Yet a cottage industry does exist to make those things happen. A Florida-based shop called Retro Access, for instance, is in the business of making and shipping SCART cables and related accessories. Rachel Seleski, a classic gaming enthusiast who’s originally from the U.K., started selling the cables as a hobby about seven years ago, and it’s since exploded into a full-time job. Over the last year, she estimates having shipped about 6,000 cables, and plans to hire more employees to keep up with demand, especially after her husband graduates from college and can no longer chip in with manufacturing.
“It’s not an option for me to keep doing it by myself,” Seleski says. “It’s just gotten too popular.”
Seleski has seen business surge as more people learn about retro gaming on the internet, and demand for certain products often correlates with a related video becoming popular on YouTube. Like Analogue’s Christopher Taber, Seleski believes her customers are a separate audience from the nostalgia seekers who might buy a NES Classic or Super NES Classic.
“A lot of younger people, in the 1990s and early 2000s, were playing on emulators, which are just not quite up to the feel of playing it on a real system,” she says. “So when they’ve got income, they can afford to buy the original consoles. It’s just more authentic.”
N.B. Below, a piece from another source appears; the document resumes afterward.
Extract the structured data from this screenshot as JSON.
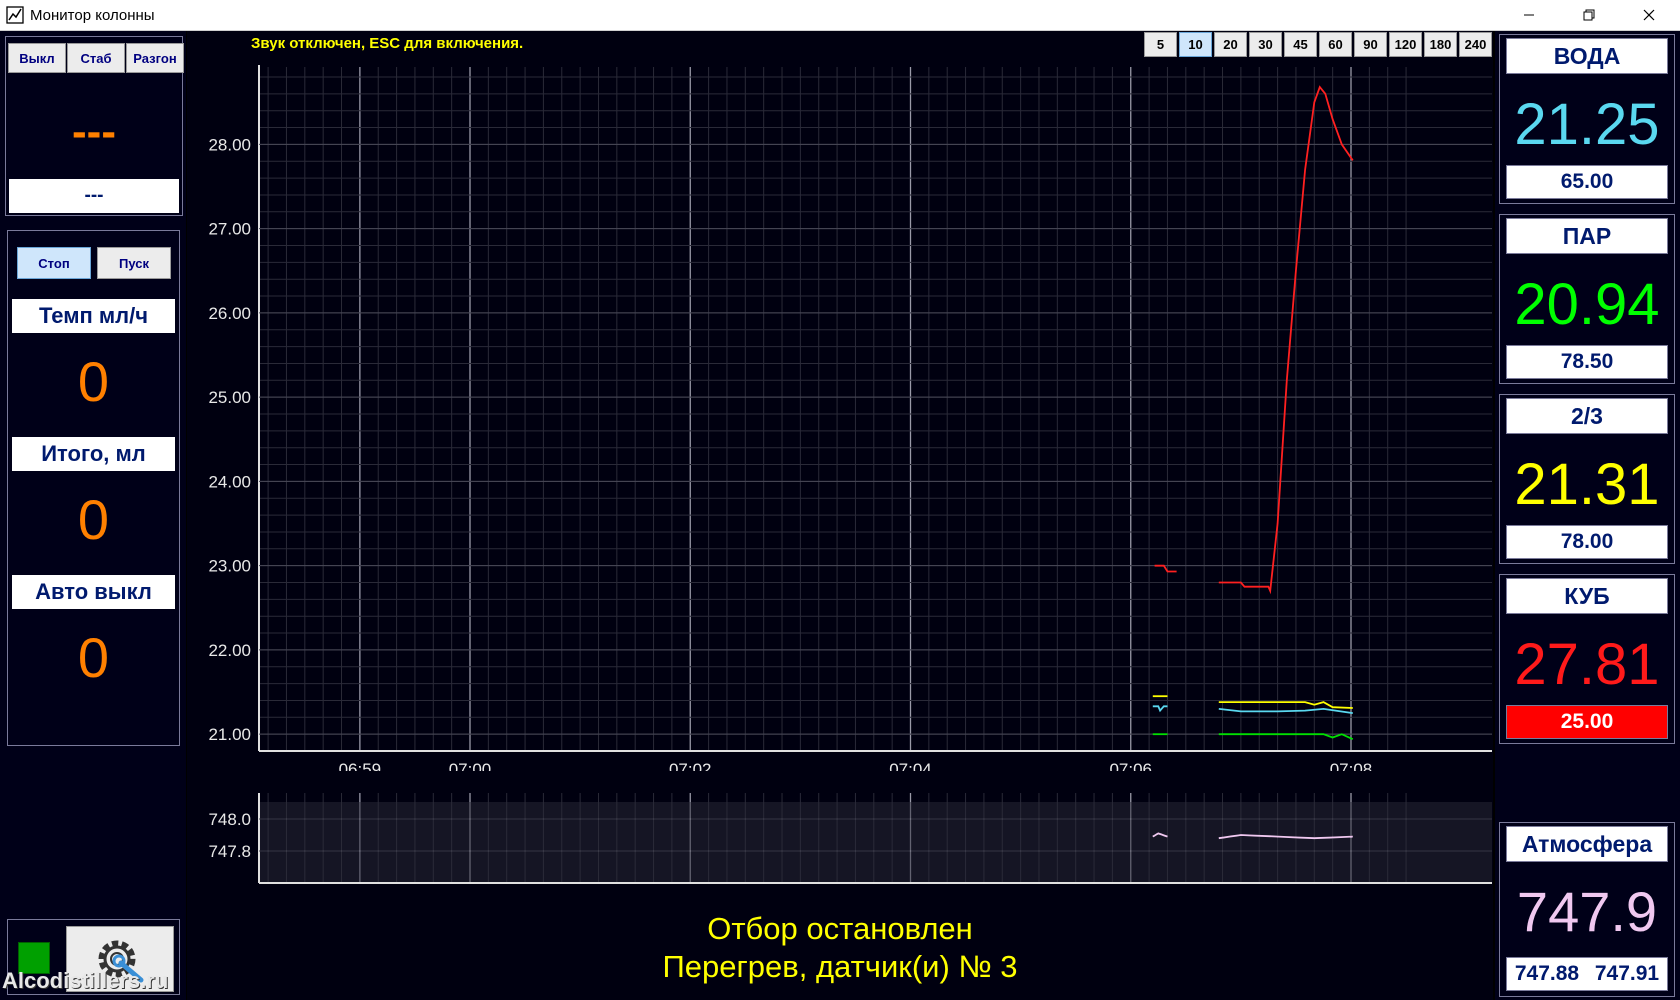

Markus Hiienkari has seen similar success with Open Source Scan Converter, a crude-looking device that converts SCART input to HDMI output with no distinguishable lag from the game controller. (Incidentally, Hiienkari accomplished this using Field Programmable Gate Arrays.) Hiienkari, who started working on the idea in his spare time in 2013, estimates sales of at least 4,000 units since they started shipping in 2016.
“The people who still have the original hardware often prefer it over emulators due to authenticity, and purists don’t accept any latency or inaccuracies caused by emulation,” Hiienkari said in an email.
The Analogue Super Nt isn’t quite like those products, but it’s not like Nintendo’s Super NES Classic either. Instead, it’s straddling both worlds, providing the accuracy and authenticity of a real Super Nintendo without having to make sense of SCART cables and upscalers. Given that Nintendo is selling millions of Classic consoles, and individuals like Hiienkari and Seleski are selling thousands of handmade products, Analogue could carve out a nice business somewhere in between, especially if the company expands beyond Super Nintendo systems. Taber won’t get into specifics, but suggested that there’s more to come on that front.
“We want to continue making systems with the respect that they deserve that allow you to explore pieces of video game history in the right way,” Taber says.
In the meantime, I’m finding it harder not to fall down the rabbit hole of making my own gaming setup look better.